An hour or two later, you address me again. ‘Do you think it’ll be okay?’
‘Nothing’s swollen,’ I say.
‘I’m not broken then?’
‘Are you angry with me?’
I look across at you, see your flushed cheeks, sweaty forehead. I worry that we’ll have to cut short the rest of our trip, if there really is something wrong with you.
‘No, I’m not angry,’ I say. ‘I’m sorry, I’m just tired.’
You smile and pat the bunk. ‘Come here. Lie down with me.’
I lift myself off the floor and roll in next to you. You curl into me, resting your head on my chest. Your hair smells of coconut from the conditioner you used this morning. By your silence, I know you’re listening to my heartbeat.
‘Nothing’s swollen,’ you say, repeating my mantra. ‘Everything will be fine.’
I stroke your hair and keep my breathing deep and slow so the beat of my heart won’t change and disturb you. Soon you’re asleep. I watch you for a while, then stand and walk into the corridor. The window opposite our compartment is open, so I stick my head out and feel the wind rage around me.
The sun falls towards a hazy, lavender horizon by the time we arrive at the outskirts of Belgrade. I grow excited when I hear that we’ve a two hour stop-off here before continuing onto Budapest. This will probably be the only time in my life that I’ll get to see the city.
I peek in on you. You’re still asleep, curled in my direction, snoring. Your forehead is furrowed and every few seconds you let out a slight whimper. I check your ankle from the doorway. It looks a sullen, aggrieved red and a touch swollen now too. I don’t want to wake you; you need to rest. As I tiptoe through the compartment, I stuff some essentials into my bag – wallet, passport, camera, water – and close the door behind me, determined to get as much exploring done as possible in the next two hours.
The smell of diesel strikes me when I walk out of the station, the four-lane street static with traffic. Car horns blare as if it’s the native language here and everyone wants their say. Ancient taxis are parked in front of the station, some drivers watching for fares, others huddled over a portable radio, listening to a soccer match. One driver motions for me to take his taxi, but I shake my head and begin to walk.
There are plenty of tourist-friendly places – museums, galleries and old, battered churches – but, as I stride past, they are either closing or already closed. Soon all that seem open are half-empty restaurants and near-full bars, the buzzing neon signs over their entrances advertising something in Cyrillic. The inviting smell of food and the prospect of alcohol both tempt me, but I keep walking.
In the fading light, I arrive at a park. It feels good to find somewhere green after all that grey.
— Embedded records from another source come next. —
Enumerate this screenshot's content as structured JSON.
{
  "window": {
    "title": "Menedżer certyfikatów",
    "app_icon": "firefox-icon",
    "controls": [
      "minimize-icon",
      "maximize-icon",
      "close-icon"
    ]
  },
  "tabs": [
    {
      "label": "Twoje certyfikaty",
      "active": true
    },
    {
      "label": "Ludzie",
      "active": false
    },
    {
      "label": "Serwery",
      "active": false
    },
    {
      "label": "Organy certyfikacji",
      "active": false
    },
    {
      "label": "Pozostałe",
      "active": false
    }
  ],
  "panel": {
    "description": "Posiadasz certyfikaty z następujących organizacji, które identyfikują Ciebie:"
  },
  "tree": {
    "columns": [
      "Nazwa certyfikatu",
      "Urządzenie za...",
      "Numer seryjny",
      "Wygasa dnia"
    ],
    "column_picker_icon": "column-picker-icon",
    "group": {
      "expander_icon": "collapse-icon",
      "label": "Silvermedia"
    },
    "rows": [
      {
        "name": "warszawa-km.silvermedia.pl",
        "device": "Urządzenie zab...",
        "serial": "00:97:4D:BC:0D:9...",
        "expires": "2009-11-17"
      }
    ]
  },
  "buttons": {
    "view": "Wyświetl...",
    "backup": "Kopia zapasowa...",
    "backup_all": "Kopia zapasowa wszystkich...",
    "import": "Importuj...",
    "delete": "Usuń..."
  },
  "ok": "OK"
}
I follow an old path, cracked in places by the roots of nearby pine trees and white poplars. The leaves of the poplars appear silvery and almost glow in the dimness. The path brings me to a bench. At this viewpoint, it’s possible to see over the city to the horizon. The thick haze I noticed earlier has darkened, the sky above it a fierce reddish-yellow.
I don’t bother to look at my watch. I already know that the two hours are up, that the train has left and that you are probably still sleeping.
I imagine you’ll wake alone and tell yourself I’ve gone to the bathroom. You’ll wait for a while in the compartment before worry makes you rise and limp into the corridor. You’ll hobble around and ask some of the other passengers if they’ve seen me. You’ll check the bathroom, open compartments, other carriages. As you begin to panic, you’ll go to the conductor and demand that he stop the train, screaming into his red, uncomprehending face. Other passengers will try to comfort you, telling you that everything will be okay. They’ll help you to our compartment, where you’ll sit on the bottom bunk and rub at your ankle. It will be while you massage your injured ankle – which feels to you as if it is filling with something – that you realise the truth behind my vanishing act, my cheap magic trick. Your back will straighten and your eyes will wander out the window into the darkening countryside outside Belgrade. In that moment, you’ll understand.
And hate me.